- _What the task asks_:
Look through the records below, and whenever a line contains "name", copy it.

═══ Data supplied ═══

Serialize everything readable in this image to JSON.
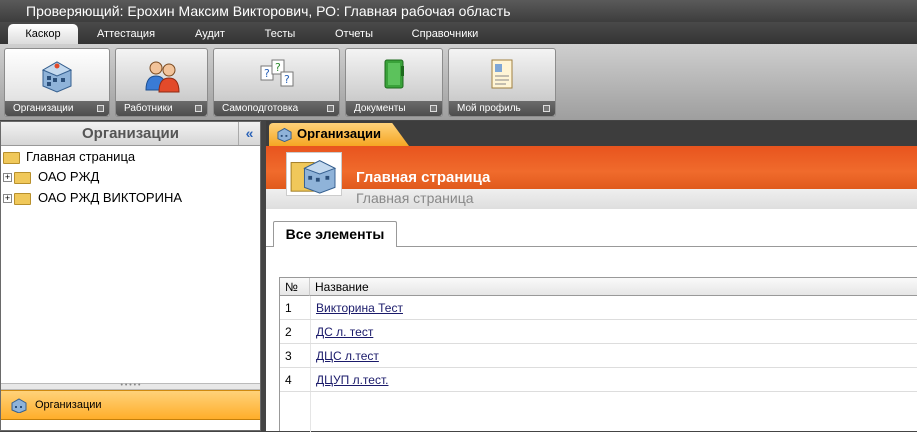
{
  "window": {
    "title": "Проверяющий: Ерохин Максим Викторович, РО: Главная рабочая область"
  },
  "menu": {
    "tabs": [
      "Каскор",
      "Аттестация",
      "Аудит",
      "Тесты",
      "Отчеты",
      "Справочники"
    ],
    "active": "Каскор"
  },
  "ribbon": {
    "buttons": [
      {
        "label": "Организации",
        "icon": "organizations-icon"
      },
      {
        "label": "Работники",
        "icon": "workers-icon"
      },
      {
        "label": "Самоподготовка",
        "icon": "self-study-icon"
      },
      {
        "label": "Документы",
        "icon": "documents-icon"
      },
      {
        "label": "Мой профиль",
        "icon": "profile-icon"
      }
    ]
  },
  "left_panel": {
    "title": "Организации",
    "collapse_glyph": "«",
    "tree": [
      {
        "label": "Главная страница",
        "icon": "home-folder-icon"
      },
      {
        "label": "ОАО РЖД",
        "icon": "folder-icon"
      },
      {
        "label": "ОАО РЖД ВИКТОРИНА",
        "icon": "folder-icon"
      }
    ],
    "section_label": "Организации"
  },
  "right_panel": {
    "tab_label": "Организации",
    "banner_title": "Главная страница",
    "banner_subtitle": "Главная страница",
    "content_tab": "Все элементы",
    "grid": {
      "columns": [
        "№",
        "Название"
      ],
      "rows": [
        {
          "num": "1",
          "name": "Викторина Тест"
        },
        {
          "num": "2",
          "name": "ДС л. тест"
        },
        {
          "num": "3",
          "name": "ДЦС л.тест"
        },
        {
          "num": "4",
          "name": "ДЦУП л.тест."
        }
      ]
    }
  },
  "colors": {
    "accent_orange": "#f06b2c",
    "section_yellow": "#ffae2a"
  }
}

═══

- _Result of the exercise_:
          "name": "Викторина Тест"
          "name": "ДС л. тест"
          "name": "ДЦС л.тест"
          "name": "ДЦУП л.тест."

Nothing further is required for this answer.